* [EXERCISE DETAILS]
Return the listing below verbatim. Pictures do not belong in the copy.

* [DATA PROVIDED]

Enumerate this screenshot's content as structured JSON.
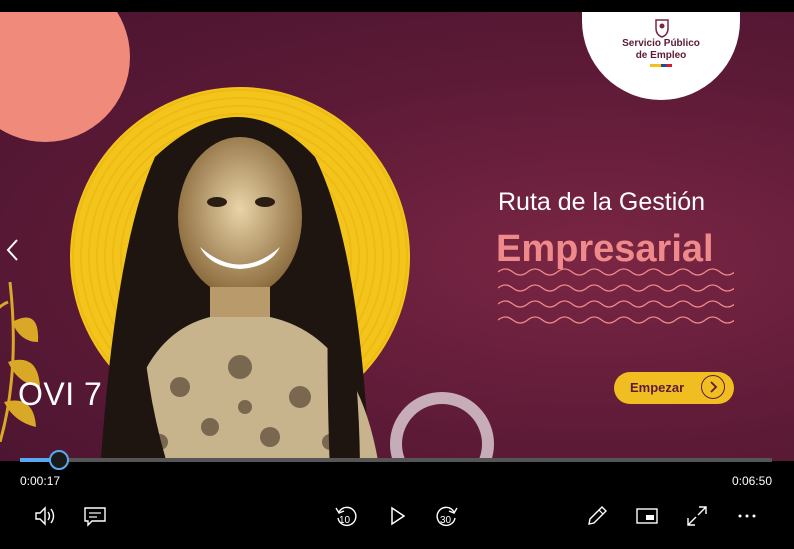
{
  "video": {
    "logo": {
      "line1": "Servicio Público",
      "line2": "de Empleo"
    },
    "title_line1": "Ruta de la Gestión",
    "title_line2": "Empresarial",
    "start_button_label": "Empezar",
    "overlay_title": "OVI 7"
  },
  "player": {
    "current_time": "0:00:17",
    "total_time": "0:06:50",
    "progress_fraction": 0.052,
    "skip_back_seconds": "10",
    "skip_forward_seconds": "30",
    "controls": [
      "volume-icon",
      "subtitles-icon",
      "skip-back-10-icon",
      "play-icon",
      "skip-forward-30-icon",
      "edit-icon",
      "mini-view-icon",
      "fullscreen-icon",
      "more-icon"
    ]
  },
  "colors": {
    "background": "#5c1a36",
    "accent_yellow": "#f0be20",
    "accent_coral": "#f08a8a",
    "progress": "#5aa9f0"
  }
}
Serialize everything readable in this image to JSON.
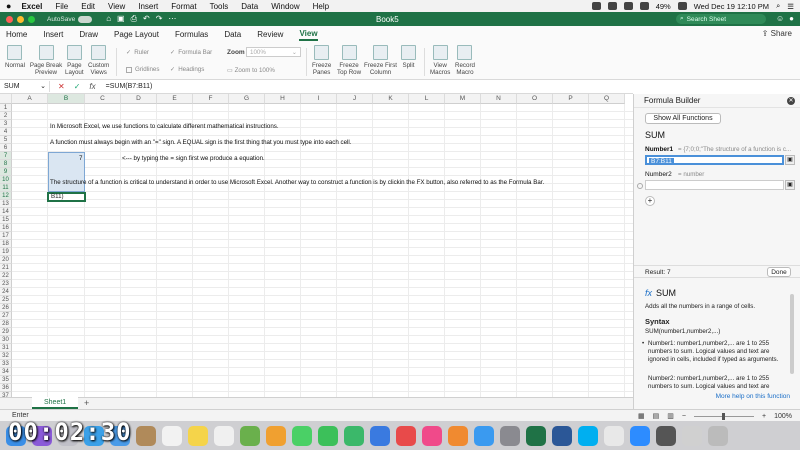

* [TASK SOLUTION]
Enumerate this screenshot's content as structured JSON.
{
  "video": {
    "logo": {
      "line1": "Servicio Público",
      "line2": "de Empleo"
    },
    "title_line1": "Ruta de la Gestión",
    "title_line2": "Empresarial",
    "start_button_label": "Empezar",
    "overlay_title": "OVI 7"
  },
  "player": {
    "current_time": "0:00:17",
    "total_time": "0:06:50",
    "progress_fraction": 0.052,
    "skip_back_seconds": "10",
    "skip_forward_seconds": "30",
    "controls": [
      "volume-icon",
      "subtitles-icon",
      "skip-back-10-icon",
      "play-icon",
      "skip-forward-30-icon",
      "edit-icon",
      "mini-view-icon",
      "fullscreen-icon",
      "more-icon"
    ]
  },
  "colors": {
    "background": "#5c1a36",
    "accent_yellow": "#f0be20",
    "accent_coral": "#f08a8a",
    "progress": "#5aa9f0"
  }
}
Serialize everything readable in this image to JSON.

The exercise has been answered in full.